Thursday, August 14, 2014
Searching for Monarchs in Princeton
The monarch butterfly, as most people know, is in trouble, due in part to a radical decimation of milkweed on more than one hundred million acres of farmland in the U.S. in recent years. Thus far this summer, I had seen a grand total of two monarchs, one having visited the raingarden in my front yard on Harrison Street. Another raingarden on Harrison Street, at the Spruce Circle senior housing, had just been bulldozed while in full flower.
With that traumatic step backwards in mind, I set out yesterday on my bike to check out a few spots elsewhere in Princeton. If a monarch were to travel around town at about the speed of a bike, wings warmed by the sun after a recent rain, would it find any prospective mates?
First stop was the meadow at the corner of Mountain Ave and the Great Road. The Joe-Pye-Weed was blooming as it does every year, but no monarchs to be seen.
Then a ride up the Great Road to Farmview Fields, where I had hooked the town up with Partners for Fish and Wildlife--a federal agency--to plant a meadow of warm-season native grasses in a stormwater detention basin that had previously been mowed as turf. More habitat, less mowing. Everyone was happy. I had added some native wildflowers, and others had seeded in. When I checked last year it was doing great. Yesterday, however, I was surprised to find the grasses stunted and the wildflowers gone. It hadn't been bulldozed, but something's wrong with the mowing regime, which should be just once a year during the dormant season.
Again, there's a sign that should signal that this is a special area, requiring a different management.
The heavy equipment had left some patches of ground scarred and bare. Mowing crews are so used to mowing these detention basins elsewhere that they may have started regularly mowing this one, out of habit. I had a job mowing a golf course one summer. It's not the kind of work that encourages thinking outside the box.
An unmowed area nearby showed what the basin should have looked like, with the "turkey feet" of big bluestem rising to the sky.
There was a swallowtail butterfly sampling the basin's meagre offerings, but still no monarchs.
Back down the Great Road to the opening in the fence, near Pretty Brook Rd, to take the boardwalk across the bottom of Coventry Farm over to Mountain Lakes. Lots of common milkweed in the field, but no signs of their being munched on by monarch caterpillars.
Finally, along the boardwalk near a big wet meadow of ironweed (the hydrologic conditions a raingarden imitates), I saw a lone monarch, flying about but not landing. As the monarch numbers have dwindled since the 1990's, the question arises, how do they find each other? They start each year in a small enclave in the mountains of Mexico, then spread out across vast areas of the U.S. and Canada. This migration, with one generation succeeding another as they move northward, is predicated on having sufficient numbers for individuals to find each other and mate. The lone monarch and the uneaten milkweeds offered little reason for optimism.

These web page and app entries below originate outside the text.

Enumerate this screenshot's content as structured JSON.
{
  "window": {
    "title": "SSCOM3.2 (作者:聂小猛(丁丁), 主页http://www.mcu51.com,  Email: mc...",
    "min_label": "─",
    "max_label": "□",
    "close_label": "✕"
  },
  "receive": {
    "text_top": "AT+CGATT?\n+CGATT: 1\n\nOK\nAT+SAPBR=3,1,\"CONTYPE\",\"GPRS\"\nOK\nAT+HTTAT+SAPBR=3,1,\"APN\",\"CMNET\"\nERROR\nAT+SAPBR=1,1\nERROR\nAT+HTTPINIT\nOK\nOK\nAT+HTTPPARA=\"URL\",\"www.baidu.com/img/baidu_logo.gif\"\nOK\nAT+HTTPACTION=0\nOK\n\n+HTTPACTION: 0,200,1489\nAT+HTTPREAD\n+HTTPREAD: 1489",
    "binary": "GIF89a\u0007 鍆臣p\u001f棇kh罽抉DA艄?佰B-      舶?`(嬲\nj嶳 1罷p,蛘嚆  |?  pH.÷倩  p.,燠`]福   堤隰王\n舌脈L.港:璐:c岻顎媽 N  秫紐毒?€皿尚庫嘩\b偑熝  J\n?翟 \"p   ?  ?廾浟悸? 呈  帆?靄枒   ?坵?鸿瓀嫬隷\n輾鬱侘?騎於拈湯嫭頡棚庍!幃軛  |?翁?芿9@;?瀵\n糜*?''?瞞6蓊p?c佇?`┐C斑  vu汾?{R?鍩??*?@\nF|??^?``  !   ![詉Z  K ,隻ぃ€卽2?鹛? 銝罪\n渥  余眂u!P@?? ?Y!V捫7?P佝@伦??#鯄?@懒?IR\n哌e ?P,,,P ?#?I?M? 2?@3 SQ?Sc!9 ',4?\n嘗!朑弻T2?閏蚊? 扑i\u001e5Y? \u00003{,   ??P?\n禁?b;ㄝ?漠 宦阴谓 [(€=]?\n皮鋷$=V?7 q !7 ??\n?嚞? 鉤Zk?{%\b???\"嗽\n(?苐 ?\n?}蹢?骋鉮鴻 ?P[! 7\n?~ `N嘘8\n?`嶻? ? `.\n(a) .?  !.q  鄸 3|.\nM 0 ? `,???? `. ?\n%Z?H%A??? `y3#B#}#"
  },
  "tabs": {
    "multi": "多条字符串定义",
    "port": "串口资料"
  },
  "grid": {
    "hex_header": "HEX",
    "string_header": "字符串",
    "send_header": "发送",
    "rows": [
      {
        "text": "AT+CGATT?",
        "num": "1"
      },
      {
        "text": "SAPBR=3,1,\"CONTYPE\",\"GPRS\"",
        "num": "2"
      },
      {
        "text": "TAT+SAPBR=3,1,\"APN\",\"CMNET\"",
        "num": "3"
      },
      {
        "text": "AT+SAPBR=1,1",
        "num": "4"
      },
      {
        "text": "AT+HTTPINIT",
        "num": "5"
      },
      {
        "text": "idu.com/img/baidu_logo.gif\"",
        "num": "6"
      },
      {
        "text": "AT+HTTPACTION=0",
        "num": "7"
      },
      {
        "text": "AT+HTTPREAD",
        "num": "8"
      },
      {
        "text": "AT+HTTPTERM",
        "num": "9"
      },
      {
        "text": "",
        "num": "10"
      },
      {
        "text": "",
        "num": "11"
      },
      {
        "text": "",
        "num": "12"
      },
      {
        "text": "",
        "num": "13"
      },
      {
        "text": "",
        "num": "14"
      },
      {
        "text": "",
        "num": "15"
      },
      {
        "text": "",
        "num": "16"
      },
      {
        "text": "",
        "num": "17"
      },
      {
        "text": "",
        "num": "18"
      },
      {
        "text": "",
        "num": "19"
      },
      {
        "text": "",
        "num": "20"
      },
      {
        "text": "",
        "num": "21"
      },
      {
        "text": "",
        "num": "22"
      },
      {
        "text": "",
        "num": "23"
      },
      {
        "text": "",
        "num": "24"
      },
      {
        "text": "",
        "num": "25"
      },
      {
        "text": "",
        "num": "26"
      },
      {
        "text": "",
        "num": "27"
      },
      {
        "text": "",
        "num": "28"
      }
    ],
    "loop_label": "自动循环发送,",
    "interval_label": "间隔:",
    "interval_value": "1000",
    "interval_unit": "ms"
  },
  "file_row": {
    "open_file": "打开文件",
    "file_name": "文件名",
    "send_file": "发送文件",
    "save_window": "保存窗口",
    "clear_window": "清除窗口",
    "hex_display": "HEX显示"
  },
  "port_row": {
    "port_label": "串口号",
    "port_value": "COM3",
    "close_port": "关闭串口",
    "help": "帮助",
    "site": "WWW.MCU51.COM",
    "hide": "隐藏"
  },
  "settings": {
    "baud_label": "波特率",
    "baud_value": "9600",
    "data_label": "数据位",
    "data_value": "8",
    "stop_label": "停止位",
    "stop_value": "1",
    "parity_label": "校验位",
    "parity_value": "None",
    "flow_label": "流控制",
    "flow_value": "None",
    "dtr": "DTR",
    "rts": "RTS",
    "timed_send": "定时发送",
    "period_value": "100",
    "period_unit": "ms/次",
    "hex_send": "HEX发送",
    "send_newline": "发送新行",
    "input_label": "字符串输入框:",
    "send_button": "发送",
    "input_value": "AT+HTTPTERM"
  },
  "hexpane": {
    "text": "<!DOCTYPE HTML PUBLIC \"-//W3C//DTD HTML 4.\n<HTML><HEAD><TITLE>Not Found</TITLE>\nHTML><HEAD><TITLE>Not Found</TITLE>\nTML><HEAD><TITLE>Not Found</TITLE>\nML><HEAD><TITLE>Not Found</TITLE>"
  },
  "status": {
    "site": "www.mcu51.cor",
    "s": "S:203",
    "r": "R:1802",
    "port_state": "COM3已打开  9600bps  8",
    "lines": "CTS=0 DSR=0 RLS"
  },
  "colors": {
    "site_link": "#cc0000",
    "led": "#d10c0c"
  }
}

At Mountain Lakes House, a popular place for weddings and other gatherings, and also home base for Friends of Princeton Open Space, the raingarden I designed was prospering.
Lots of color there,
and in another rain garden in the driveway, but no monarchs to be seen.
There was still one spot to look, though, in the fields of Tusculum, preserved by Friends of Princeton Open Space and others, and packed with milkweed. To get there meant maneuvering through the now tattered evergreen forest of Community Park North. High winds in recent years have knocked down most of the pines and spruce, which really aren't natural to this area but had provided a deep forest feel that was enjoyable to walk through. Now, fallen trees have opened up the canopy, energizing an understory of invasive stiltgrass and honeysuckle.
Some trails are lined by young ash trees that will likely be attacked by the emerald ash borer when it reaches Princeton. This strangest of woods was not feeding optimism either.
The fields of Tusculum also looked different than in past years, perhaps again due to a mowing regime that might not be the best for wildlife habitat. Mountain mint, once a common wildflower there, was nowhere to be seen. And no monarchs.
But then, near Cherry Hill Road, next to a purple patch of tick trefoil and Indian grass,
monarchs, a pair, mating!
They flew over into the meadow to continue. Part naturalist, part voyeur, I lingered, wishing to document how long such pivotal acts take. It became clear that this was no brief rendezvous, so I moved on,
to the next field over, where common milkweed sprawled over more than an acre. And there, another monarch, showing off its brilliant, speedy flight, ducking in and out among the milkweeds, as if in a hurry yet undecided as to where to land. It did land a few times, briefly, perhaps to lay an egg? I checked the undersides of leaves, but it was hard to tell from a distance where it had landed.
I biked home more hopeful than two hours prior. Those monarchs were starting the last generation of the year, the one that will fly all the way back to Mexico. On the way back, I passed the Princeton High School's detention basin just north of the performing arts center on Walnut Street. Now wouldn't that be a fine gesture, an act of generosity and belief in the future, if the school were to turn that empty, unused basin into a monarch meadow.